Segment Start: RECORDS SHOWN

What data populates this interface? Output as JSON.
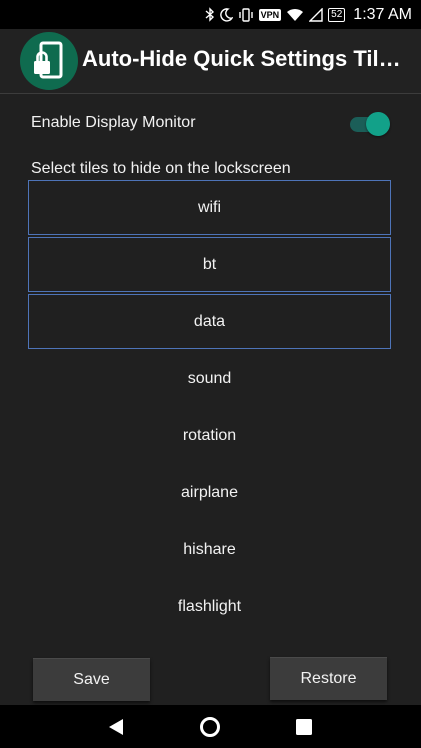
{
  "status_bar": {
    "battery": "52",
    "vpn": "VPN",
    "time": "1:37 AM",
    "icons": [
      "bluetooth-icon",
      "moon-icon",
      "vibrate-icon",
      "vpn-icon",
      "wifi-icon",
      "cellular-icon",
      "battery-icon"
    ]
  },
  "app_bar": {
    "title": "Auto-Hide Quick Settings Til…",
    "logo_icon": "phone-lock-icon",
    "logo_color": "#0f6b4f"
  },
  "settings": {
    "display_monitor_label": "Enable Display Monitor",
    "display_monitor_enabled": true,
    "accent_color": "#12a189"
  },
  "tiles_section": {
    "label": "Select tiles to hide on the lockscreen",
    "selected_border_color": "#4e74b8",
    "tiles": [
      {
        "label": "wifi",
        "selected": true
      },
      {
        "label": "bt",
        "selected": true
      },
      {
        "label": "data",
        "selected": true
      },
      {
        "label": "sound",
        "selected": false
      },
      {
        "label": "rotation",
        "selected": false
      },
      {
        "label": "airplane",
        "selected": false
      },
      {
        "label": "hishare",
        "selected": false
      },
      {
        "label": "flashlight",
        "selected": false
      }
    ]
  },
  "actions": {
    "save_label": "Save",
    "restore_label": "Restore"
  },
  "nav_bar": {
    "icons": [
      "back-icon",
      "home-icon",
      "recents-icon"
    ]
  }
}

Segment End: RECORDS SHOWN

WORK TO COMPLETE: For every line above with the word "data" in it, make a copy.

TASK ANSWER:
What data populates this interface? Output as JSON.
        "label": "data",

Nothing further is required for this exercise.